See, maneuver #1 to etch into the muscle memory is the %26ldquo;grapple ground, deploy parachute%26rdquo; technique. While often you%26rsquo;ll find plenty of vertical surfaces to grab with Rico%26rsquo;s arm-mounted grappling hook, the easiest target is the ground right in front of you. Pop off the hook, let it drag you forward, and then open your parachute. Even if you only grapple to the ground a few feet in front of you, the %26lsquo;chute will gain a huge amount of lift and you%26rsquo;ll be soaring in seconds. It%26rsquo;s the game%26rsquo;s equivalent to the Super Jump, and will be the most-used method for traversal.
Moving from this to other methods for grappling, free-falling, and parachuting takes some rewiring of brain cells. We were so used to traditional methods of getting around, we found ourselves running and jumping pathetically in the middle of battle when we could have been flying about like a psychotic and heavily armed squirrel. It reminds us of Prototype in that you have to learn the game%26rsquo;s grammar of movement to become proficient. A big part of the fun is going from awkward, stuttering leaps and glides to the fluidity of Ninja Spider-Man.
For one mission we had to infiltrate a mountain-top base and steal some secret info. We jacked some guy%26rsquo;s bike and took off along a cliff-side road. At first we were going to drive up the road to the base, which we could see in the distance, but then said %26ldquo;F it,%26rdquo; and just drove off the cliff, deployed the %26lsquo;chute, and floated over a massive gorge. As we approached the mountainside, we shot out the grappling hook, using it to pull Rico along and gain altitude. We ended up sneaking into the base from the backside, straight up the cliff face, where the enemy would never suspect.
Once in the base, it wasn%26rsquo;t long before the enemy discovered us. Here the combat revealed its somewhat loose, forgiving nature. The aiming and shooting feels a bit insubstantial, as if you%26rsquo;re shooting balloons instead of people. Something about it doesn%26rsquo;t quite have the tightness and sense of impact you%26rsquo;d find in a really polished shooter. However, we can see why the designers went this route %26ndash; the standard restrictions of physics would hamper the main fun, which is zipping around and using the human targets as toys.

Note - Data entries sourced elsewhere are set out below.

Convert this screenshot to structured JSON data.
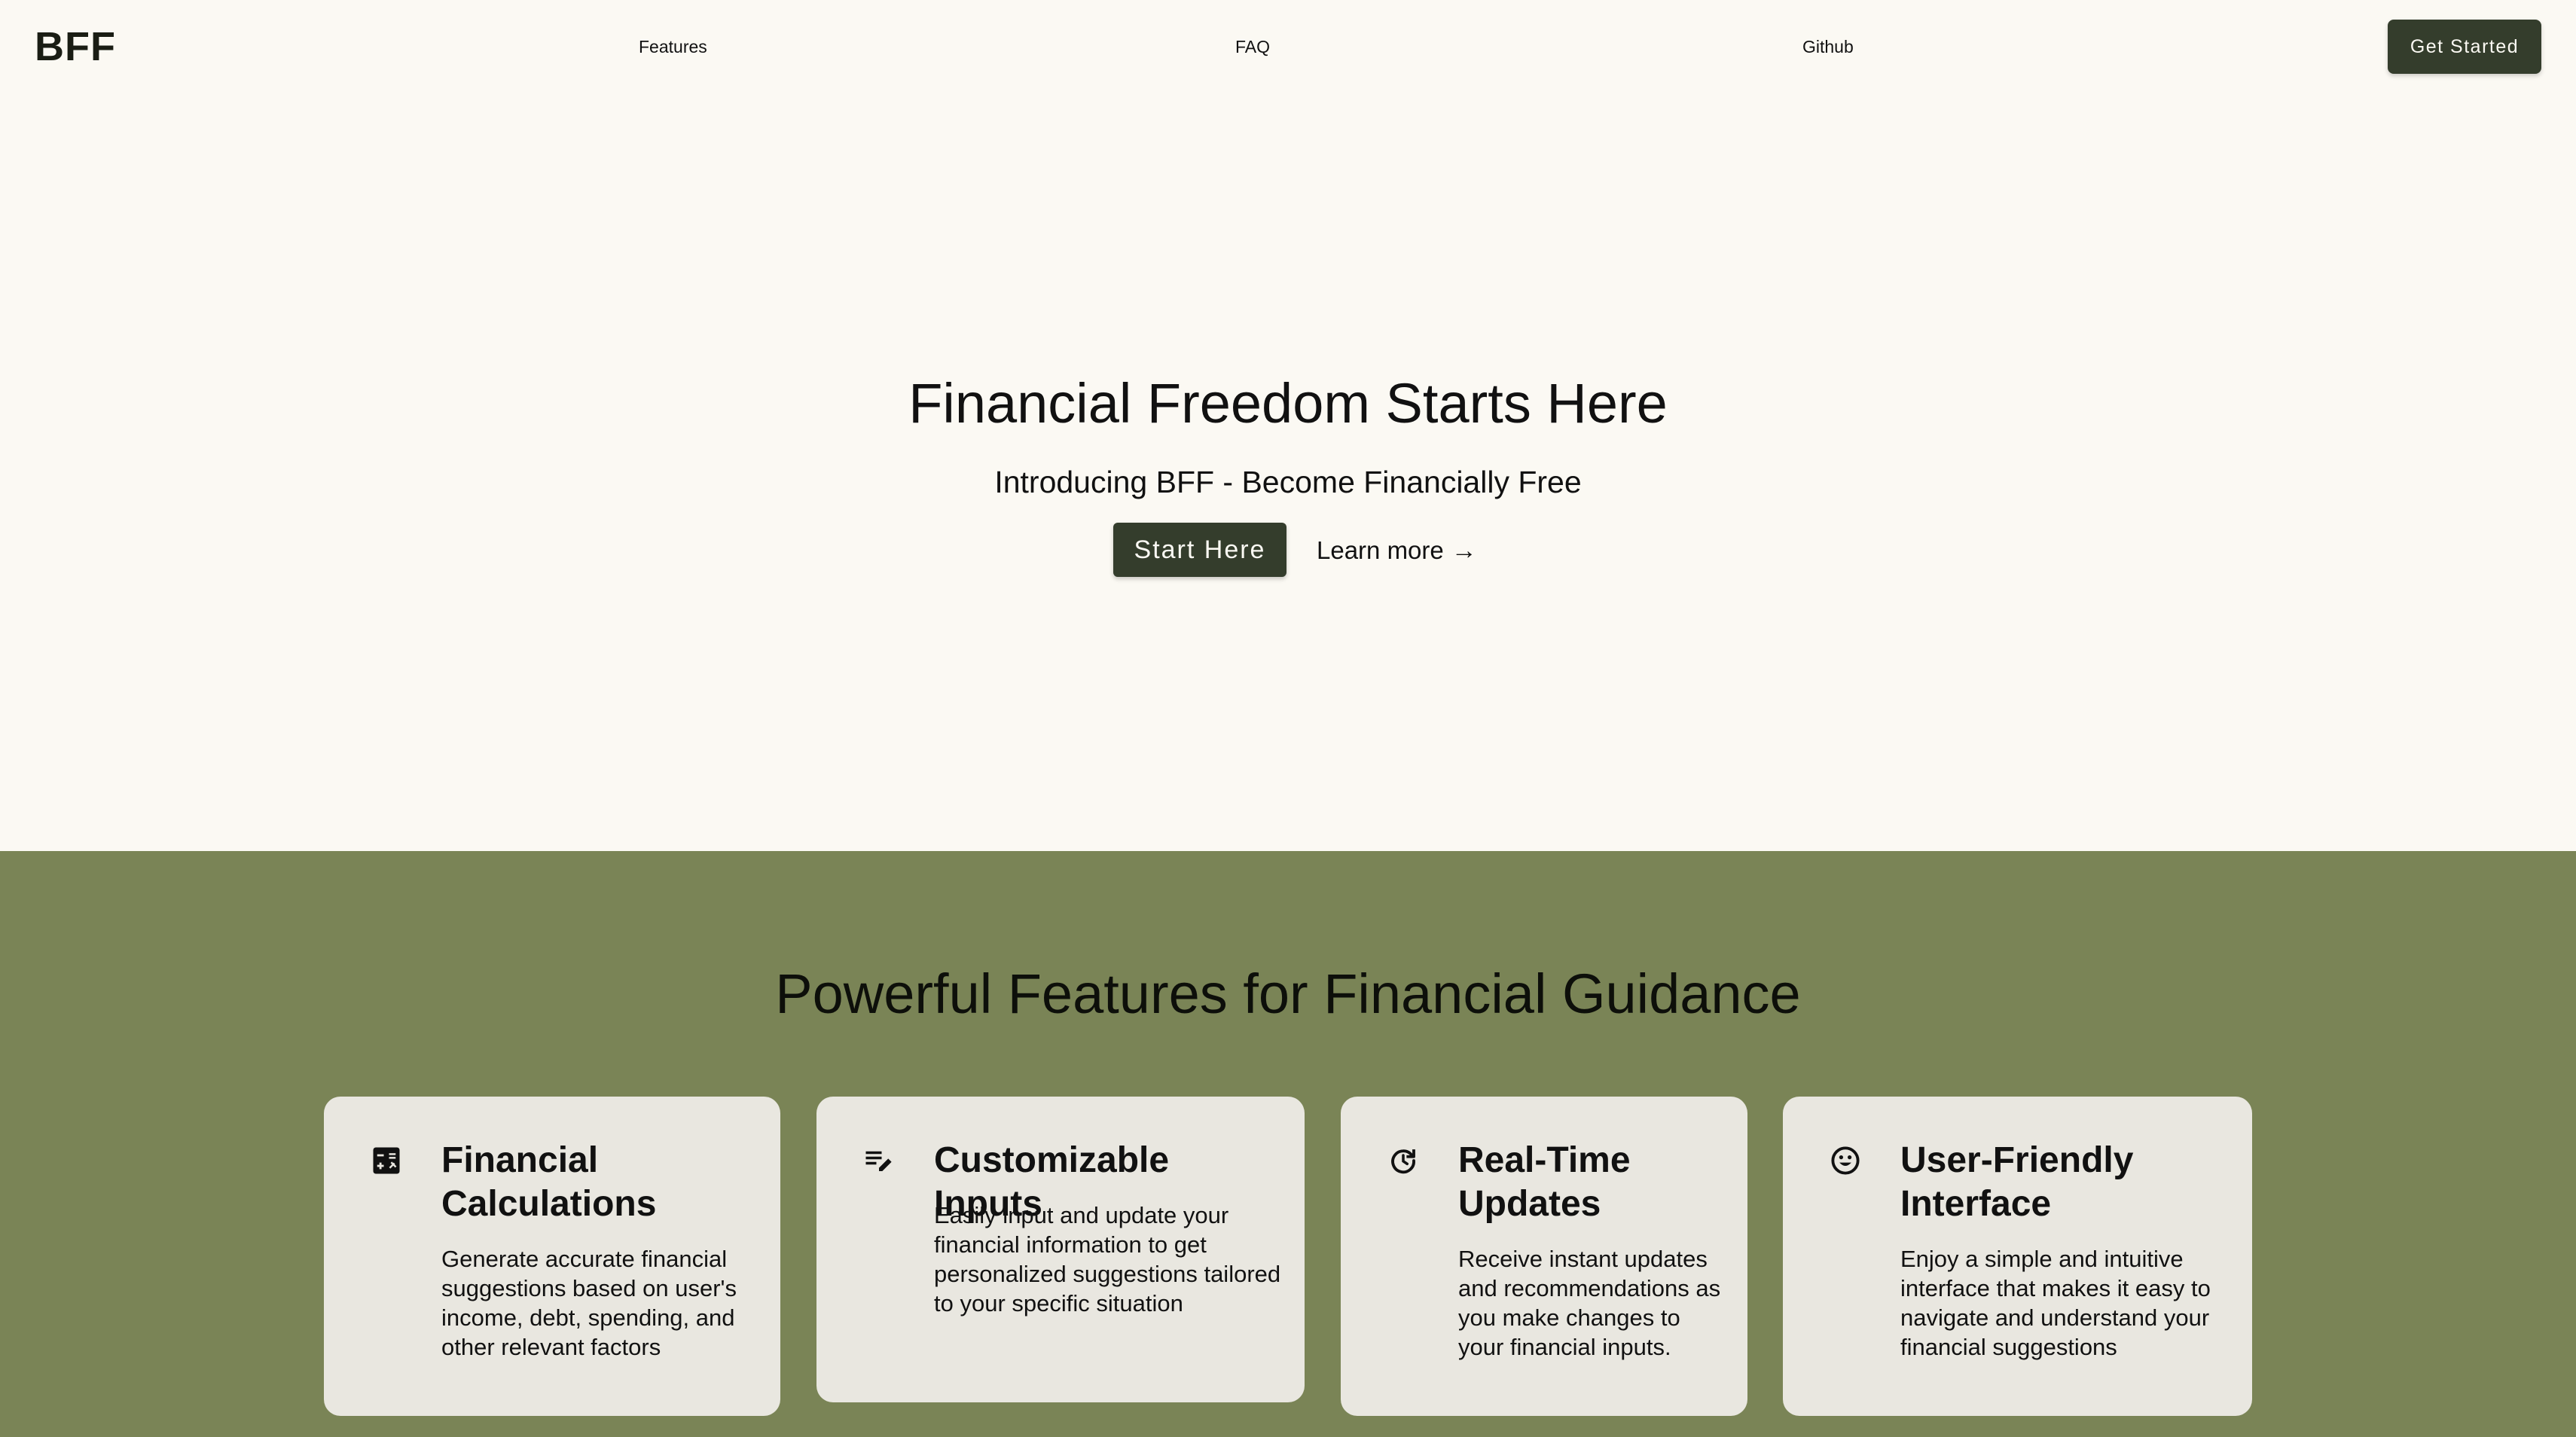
{
  "nav": {
    "logo": "BFF",
    "links": [
      "Features",
      "FAQ",
      "Github"
    ],
    "cta_label": "Get Started"
  },
  "hero": {
    "title": "Financial Freedom Starts Here",
    "subtitle": "Introducing BFF - Become Financially Free",
    "primary_button": "Start Here",
    "secondary_link": "Learn more",
    "secondary_icon": "arrow-right-icon"
  },
  "features": {
    "title": "Powerful Features for Financial Guidance",
    "background_color": "#7a8456",
    "cards": [
      {
        "icon": "calculator-icon",
        "title": "Financial Calculations",
        "text": "Generate accurate financial suggestions based on user's income, debt, spending, and other relevant factors"
      },
      {
        "icon": "edit-list-icon",
        "title": "Customizable Inputs",
        "text": "Easily input and update your financial information to get personalized suggestions tailored to your specific situation"
      },
      {
        "icon": "refresh-icon",
        "title": "Real-Time Updates",
        "text": "Receive instant updates and recommendations as you make changes to your financial inputs."
      },
      {
        "icon": "smiley-face-icon",
        "title": "User-Friendly Interface",
        "text": "Enjoy a simple and intuitive interface that makes it easy to navigate and understand your financial suggestions"
      }
    ]
  },
  "colors": {
    "page_background": "#fbf9f3",
    "button_dark": "#343d2c",
    "card_background": "#e9e7e0"
  }
}
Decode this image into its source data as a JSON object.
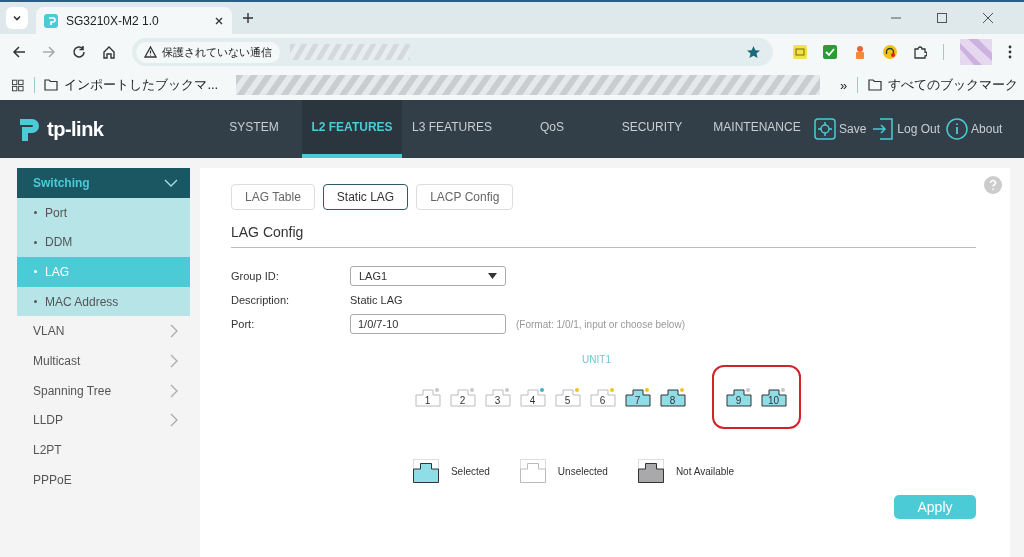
{
  "browser": {
    "tab_title": "SG3210X-M2 1.0",
    "security_label": "保護されていない通信",
    "bookmarks": [
      {
        "label": "インポートしたブックマ..."
      }
    ],
    "all_bookmarks": "すべてのブックマーク",
    "overflow": "»"
  },
  "logo": "tp-link",
  "nav": {
    "items": [
      {
        "label": "SYSTEM",
        "selected": false
      },
      {
        "label": "L2 FEATURES",
        "selected": true
      },
      {
        "label": "L3 FEATURES",
        "selected": false
      },
      {
        "label": "QoS",
        "selected": false
      },
      {
        "label": "SECURITY",
        "selected": false
      },
      {
        "label": "MAINTENANCE",
        "selected": false
      }
    ],
    "actions": [
      {
        "kind": "save",
        "label": "Save"
      },
      {
        "kind": "logout",
        "label": "Log Out"
      },
      {
        "kind": "about",
        "label": "About"
      }
    ]
  },
  "sidebar": {
    "items": [
      {
        "label": "Switching",
        "expanded": true,
        "children": [
          {
            "label": "Port",
            "selected": false
          },
          {
            "label": "DDM",
            "selected": false
          },
          {
            "label": "LAG",
            "selected": true
          },
          {
            "label": "MAC Address",
            "selected": false
          }
        ]
      },
      {
        "label": "VLAN",
        "expanded": false,
        "has_children": true
      },
      {
        "label": "Multicast",
        "expanded": false,
        "has_children": true
      },
      {
        "label": "Spanning Tree",
        "expanded": false,
        "has_children": true
      },
      {
        "label": "LLDP",
        "expanded": false,
        "has_children": true
      },
      {
        "label": "L2PT",
        "expanded": false,
        "has_children": false
      },
      {
        "label": "PPPoE",
        "expanded": false,
        "has_children": false
      }
    ]
  },
  "tabs": [
    {
      "label": "LAG Table",
      "selected": false
    },
    {
      "label": "Static LAG",
      "selected": true
    },
    {
      "label": "LACP Config",
      "selected": false
    }
  ],
  "section_title": "LAG Config",
  "form": {
    "group_id": {
      "label": "Group ID:",
      "value": "LAG1"
    },
    "description": {
      "label": "Description:",
      "value": "Static LAG"
    },
    "port": {
      "label": "Port:",
      "value": "1/0/7-10",
      "hint": "(Format: 1/0/1, input or choose below)"
    }
  },
  "unit": {
    "label": "UNIT1",
    "groups": [
      {
        "highlighted": false,
        "ports": [
          {
            "label": "1",
            "selected": false,
            "color": "#c8c8c8"
          },
          {
            "label": "2",
            "selected": false,
            "color": "#c8c8c8"
          },
          {
            "label": "3",
            "selected": false,
            "color": "#c8c8c8"
          },
          {
            "label": "4",
            "selected": false,
            "color": "#3bb5c4"
          },
          {
            "label": "5",
            "selected": false,
            "color": "#f0c419"
          },
          {
            "label": "6",
            "selected": false,
            "color": "#f0c419"
          },
          {
            "label": "7",
            "selected": true,
            "color": "#f0c419"
          },
          {
            "label": "8",
            "selected": true,
            "color": "#f0c419"
          }
        ]
      },
      {
        "highlighted": true,
        "ports": [
          {
            "label": "9",
            "selected": true,
            "color": "#c8c8c8"
          },
          {
            "label": "10",
            "selected": true,
            "color": "#c8c8c8"
          }
        ]
      }
    ]
  },
  "legend": [
    {
      "kind": "selected",
      "label": "Selected"
    },
    {
      "kind": "unselected",
      "label": "Unselected"
    },
    {
      "kind": "unavailable",
      "label": "Not Available"
    }
  ],
  "apply_button": "Apply"
}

We%26rsquo;ve mentioned before how you can tether two enemies together, or hang them from light poles, or yank them over balconies. We also discovered that the grappling hook serves as a vicious, bloody flail-like melee weapon. We got to see a hilarious sequence where Rico is in a car chase along a bridge and must leap from one vehicle to the next. At one point, Rico jumped onto the roof of a Humvee, yanked one of the passengers out, tethered the fool to the back of another SUV, then watched the poor sap get dragged along the asphalt by the car. Of course, Rico did some target practice on the guy to finish him off. Then, for some more fun, he grappled the front of a chasing truck, then tethered the other end to the side of the bridge. The resulting elastic tension created a spectacular crash with the trucking flipping and bouncing end-over end.